Benzoyl peroxide is available in a wide range of forms (liquid or cleansing bar, lotion, cream, or gel) and concentrations (2.5 to 10%). It is applied once or twice a day. No form or concentration is proven more effective than another. Skin irritation is the most common side effect of benzoyl peroxide. It is an oxidizing agent that can potentially bleach hair, clothing, and bed linens. The drug can take up to 6 weeks to take effect.
Salicylic acid is a topical agent indicated in the treatment of acne. It is a form of beta-hydroxy acid that slightly peels the skin and helps to unclog the pores. Those types of acid fight acne with inhibiting the pattern of blackheads furthermore whiteheads. Treatment is effective for mild non-inflammatory acne. Salicylic acid is less potent than topical retinoids.
Salicylic acid is an ingredient present in multiple non-prescription anti-acne preparations (cream, lotion, foam, gel, ointment, and solution) in various concentrations (0.5 to 3%). It is applied once or twice a day. Skin irritation is the most common side effect of salicylic acid. It can also increase the sensitivity of the skin to the sun. In clinical trials, salicylic acid has shown similar efficacy to benzoyl peroxide in the treatment of acne with comedones.
Dapsone is an antibiotic that has been used since the 1940s for the oral treatment of acne. Its use gradually ceased after the development of oral tretinoin. The FDA approved the dapsone gel (Aczone) for the treatment of acne in 2005. It kills P. acnes bacteria and fights inflammation. Dapsone is effective in the treatment of mild to moderate inflammatory and non-inflammatory acne, although it seems more effective in treating inflammatory acne.

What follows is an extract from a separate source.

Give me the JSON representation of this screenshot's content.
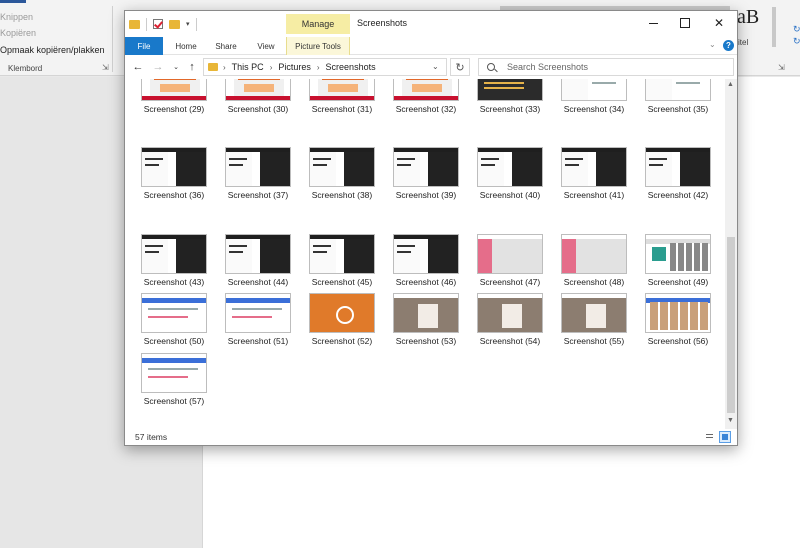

Dapsone is available under prescription in the form of a 5% gel for topical treatment of acne. It is applied twice daily. The most common side effect is skin irritation. Applying the dapsone gel followed by benzoyl peroxide may cause temporary yellow-orange discoloration of the skin. In clinical trials, dapsone gel has been shown to be more effective in reducing inflammatory lesions (papules, pustules, cysts, and nodules) than no inflammatory lesions (blackheads and whiteheads), with up to 50% reduction after 12 weeks of use.